INFORMATION SHOWN:
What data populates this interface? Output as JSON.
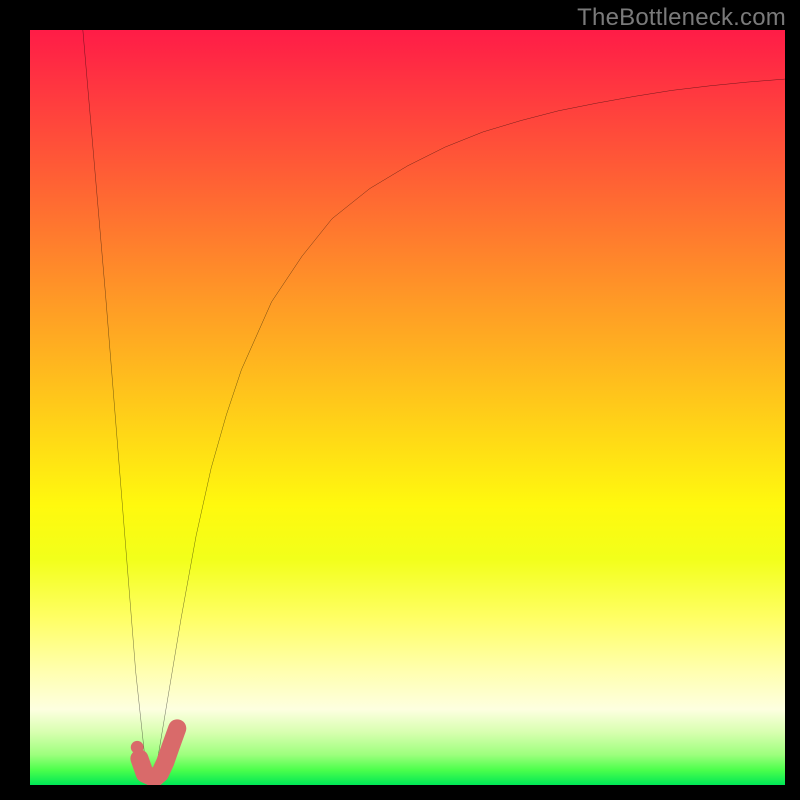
{
  "watermark": "TheBottleneck.com",
  "chart_data": {
    "type": "line",
    "title": "",
    "xlabel": "",
    "ylabel": "",
    "xlim": [
      0,
      100
    ],
    "ylim": [
      0,
      100
    ],
    "grid": false,
    "series": [
      {
        "name": "curve",
        "color": "#000000",
        "x": [
          7,
          10,
          12,
          14,
          15.5,
          16.5,
          18,
          20,
          22,
          24,
          26,
          28,
          32,
          36,
          40,
          45,
          50,
          55,
          60,
          65,
          70,
          75,
          80,
          85,
          90,
          95,
          100
        ],
        "y": [
          100,
          65,
          40,
          15,
          1,
          1,
          10,
          22,
          33,
          42,
          49,
          55,
          64,
          70,
          75,
          79,
          82,
          84.5,
          86.5,
          88,
          89.3,
          90.3,
          91.2,
          92,
          92.6,
          93.1,
          93.5
        ]
      },
      {
        "name": "marker-hook",
        "color": "#d96a6a",
        "x": [
          14.5,
          15.2,
          16.5,
          17.2,
          17.9,
          18.6,
          19.5
        ],
        "y": [
          3.5,
          1.5,
          0.9,
          1.5,
          3.0,
          5.0,
          7.5
        ]
      },
      {
        "name": "marker-dot",
        "color": "#d96a6a",
        "x": [
          14.2
        ],
        "y": [
          5.0
        ]
      }
    ]
  }
}
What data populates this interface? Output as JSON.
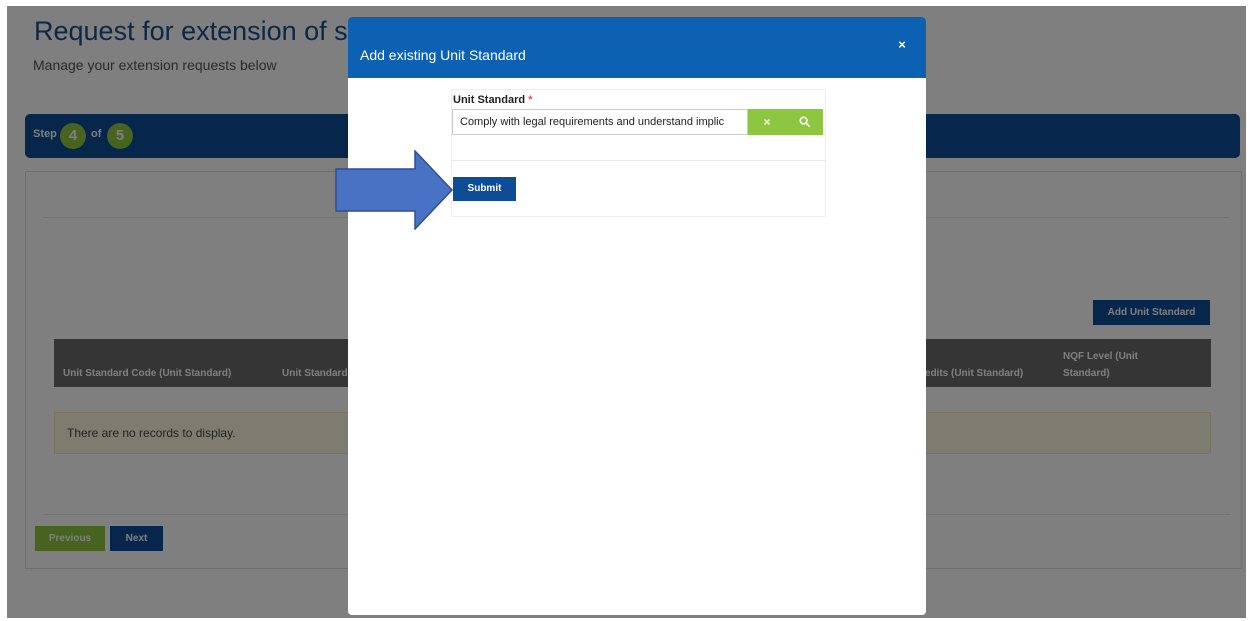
{
  "page": {
    "title": "Request for extension of sc",
    "subtitle": "Manage your extension requests below"
  },
  "stepper": {
    "step_label": "Step",
    "current": "4",
    "of_label": "of",
    "total": "5"
  },
  "content": {
    "add_unit_button": "Add Unit Standard",
    "table_headers": [
      "Unit Standard Code (Unit Standard)",
      "Unit Standard",
      "redits (Unit Standard)",
      "NQF Level (Unit",
      "Standard)"
    ],
    "empty_message": "There are no records to display.",
    "previous_button": "Previous",
    "next_button": "Next"
  },
  "modal": {
    "title": "Add existing Unit Standard",
    "close_icon": "×",
    "field_label": "Unit Standard",
    "required_mark": "*",
    "input_value": "Comply with legal requirements and understand implic",
    "clear_icon": "×",
    "search_icon": "magnifier",
    "submit_button": "Submit"
  },
  "colors": {
    "primary": "#0d4c97",
    "modal_header": "#0d61b3",
    "accent_green": "#8dc63f",
    "annotation_arrow": "#4a72c4"
  }
}
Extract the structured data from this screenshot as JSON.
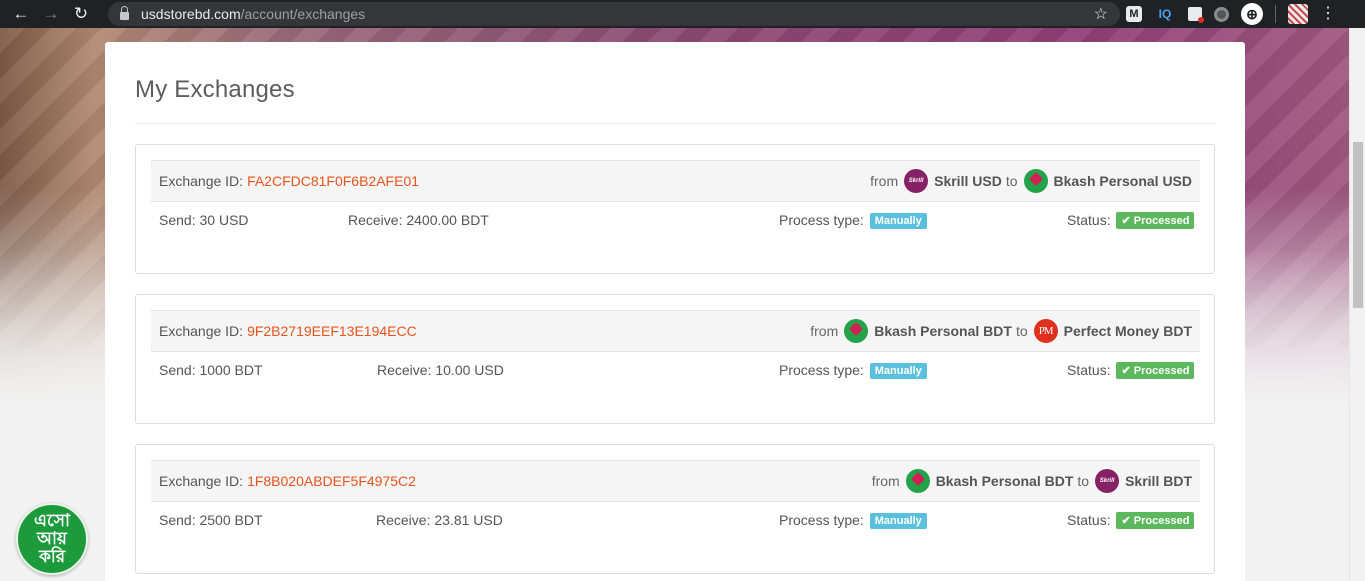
{
  "browser": {
    "url_host": "usdstorebd.com",
    "url_path": "/account/exchanges",
    "back_glyph": "←",
    "forward_glyph": "→",
    "reload_glyph": "↻",
    "star_glyph": "☆",
    "menu_glyph": "⋮",
    "extensions": [
      {
        "icon": "m-icon",
        "label": "M"
      },
      {
        "icon": "iq-icon",
        "label": "IQ"
      },
      {
        "icon": "chart-extension-icon",
        "label": ""
      },
      {
        "icon": "circle-extension-icon",
        "label": ""
      },
      {
        "icon": "target-extension-icon",
        "label": "⊕"
      },
      {
        "icon": "profile-avatar",
        "label": ""
      }
    ]
  },
  "page": {
    "title": "My Exchanges"
  },
  "labels": {
    "exchange_id": "Exchange ID:",
    "from": "from",
    "to": "to",
    "process_type": "Process type:",
    "status": "Status:"
  },
  "exchanges": [
    {
      "id": "FA2CFDC81F0F6B2AFE01",
      "from_service": "Skrill USD",
      "from_logo": "skrill-logo",
      "to_service": "Bkash Personal USD",
      "to_logo": "bkash-logo",
      "send": "Send: 30 USD",
      "receive": "Receive: 2400.00 BDT",
      "process_type": "Manually",
      "status": "Processed"
    },
    {
      "id": "9F2B2719EEF13E194ECC",
      "from_service": "Bkash Personal BDT",
      "from_logo": "bkash-logo",
      "to_service": "Perfect Money BDT",
      "to_logo": "perfect-money-logo",
      "send": "Send: 1000 BDT",
      "receive": "Receive: 10.00 USD",
      "process_type": "Manually",
      "status": "Processed"
    },
    {
      "id": "1F8B020ABDEF5F4975C2",
      "from_service": "Bkash Personal BDT",
      "from_logo": "bkash-logo",
      "to_service": "Skrill BDT",
      "to_logo": "skrill-logo",
      "send": "Send: 2500 BDT",
      "receive": "Receive: 23.81 USD",
      "process_type": "Manually",
      "status": "Processed"
    }
  ],
  "logos": {
    "skrill": "Skrill",
    "bkash": "",
    "perfect_money": "PM"
  },
  "status_check_glyph": "✔",
  "chat_badge": {
    "line1": "এসো",
    "line2": "আয়",
    "line3": "করি"
  },
  "colors": {
    "exchange_id": "#e8541c",
    "badge_manual": "#5bc0de",
    "badge_processed": "#5cb85c",
    "skrill": "#862165",
    "bkash": "#23a349",
    "perfect_money": "#e0301e",
    "chat_badge": "#1d9b3c"
  }
}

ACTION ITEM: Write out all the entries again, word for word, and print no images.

WRITTEN SOLUTION:
What data populates this interface? Output as JSON.
{
  "watermark": "TheBottleneck.com",
  "chart_data": {
    "type": "line",
    "title": "",
    "xlabel": "",
    "ylabel": "",
    "xlim": [
      0,
      100
    ],
    "ylim": [
      0,
      100
    ],
    "grid": false,
    "series": [
      {
        "name": "curve",
        "color": "#000000",
        "x": [
          7,
          10,
          12,
          14,
          15.5,
          16.5,
          18,
          20,
          22,
          24,
          26,
          28,
          32,
          36,
          40,
          45,
          50,
          55,
          60,
          65,
          70,
          75,
          80,
          85,
          90,
          95,
          100
        ],
        "y": [
          100,
          65,
          40,
          15,
          1,
          1,
          10,
          22,
          33,
          42,
          49,
          55,
          64,
          70,
          75,
          79,
          82,
          84.5,
          86.5,
          88,
          89.3,
          90.3,
          91.2,
          92,
          92.6,
          93.1,
          93.5
        ]
      },
      {
        "name": "marker-hook",
        "color": "#d96a6a",
        "x": [
          14.5,
          15.2,
          16.5,
          17.2,
          17.9,
          18.6,
          19.5
        ],
        "y": [
          3.5,
          1.5,
          0.9,
          1.5,
          3.0,
          5.0,
          7.5
        ]
      },
      {
        "name": "marker-dot",
        "color": "#d96a6a",
        "x": [
          14.2
        ],
        "y": [
          5.0
        ]
      }
    ]
  }
}
What data populates this interface? Output as JSON.
{
  "page": {
    "title": "Request for extension of sc",
    "subtitle": "Manage your extension requests below"
  },
  "stepper": {
    "step_label": "Step",
    "current": "4",
    "of_label": "of",
    "total": "5"
  },
  "content": {
    "add_unit_button": "Add Unit Standard",
    "table_headers": [
      "Unit Standard Code (Unit Standard)",
      "Unit Standard",
      "redits (Unit Standard)",
      "NQF Level (Unit",
      "Standard)"
    ],
    "empty_message": "There are no records to display.",
    "previous_button": "Previous",
    "next_button": "Next"
  },
  "modal": {
    "title": "Add existing Unit Standard",
    "close_icon": "×",
    "field_label": "Unit Standard",
    "required_mark": "*",
    "input_value": "Comply with legal requirements and understand implic",
    "clear_icon": "×",
    "search_icon": "magnifier",
    "submit_button": "Submit"
  },
  "colors": {
    "primary": "#0d4c97",
    "modal_header": "#0d61b3",
    "accent_green": "#8dc63f",
    "annotation_arrow": "#4a72c4"
  }
}
Extract the structured data from this screenshot as JSON.
{
  "browser": {
    "url_host": "usdstorebd.com",
    "url_path": "/account/exchanges",
    "back_glyph": "←",
    "forward_glyph": "→",
    "reload_glyph": "↻",
    "star_glyph": "☆",
    "menu_glyph": "⋮",
    "extensions": [
      {
        "icon": "m-icon",
        "label": "M"
      },
      {
        "icon": "iq-icon",
        "label": "IQ"
      },
      {
        "icon": "chart-extension-icon",
        "label": ""
      },
      {
        "icon": "circle-extension-icon",
        "label": ""
      },
      {
        "icon": "target-extension-icon",
        "label": "⊕"
      },
      {
        "icon": "profile-avatar",
        "label": ""
      }
    ]
  },
  "page": {
    "title": "My Exchanges"
  },
  "labels": {
    "exchange_id": "Exchange ID:",
    "from": "from",
    "to": "to",
    "process_type": "Process type:",
    "status": "Status:"
  },
  "exchanges": [
    {
      "id": "FA2CFDC81F0F6B2AFE01",
      "from_service": "Skrill USD",
      "from_logo": "skrill-logo",
      "to_service": "Bkash Personal USD",
      "to_logo": "bkash-logo",
      "send": "Send: 30 USD",
      "receive": "Receive: 2400.00 BDT",
      "process_type": "Manually",
      "status": "Processed"
    },
    {
      "id": "9F2B2719EEF13E194ECC",
      "from_service": "Bkash Personal BDT",
      "from_logo": "bkash-logo",
      "to_service": "Perfect Money BDT",
      "to_logo": "perfect-money-logo",
      "send": "Send: 1000 BDT",
      "receive": "Receive: 10.00 USD",
      "process_type": "Manually",
      "status": "Processed"
    },
    {
      "id": "1F8B020ABDEF5F4975C2",
      "from_service": "Bkash Personal BDT",
      "from_logo": "bkash-logo",
      "to_service": "Skrill BDT",
      "to_logo": "skrill-logo",
      "send": "Send: 2500 BDT",
      "receive": "Receive: 23.81 USD",
      "process_type": "Manually",
      "status": "Processed"
    }
  ],
  "logos": {
    "skrill": "Skrill",
    "bkash": "",
    "perfect_money": "PM"
  },
  "status_check_glyph": "✔",
  "chat_badge": {
    "line1": "এসো",
    "line2": "আয়",
    "line3": "করি"
  },
  "colors": {
    "exchange_id": "#e8541c",
    "badge_manual": "#5bc0de",
    "badge_processed": "#5cb85c",
    "skrill": "#862165",
    "bkash": "#23a349",
    "perfect_money": "#e0301e",
    "chat_badge": "#1d9b3c"
  }
}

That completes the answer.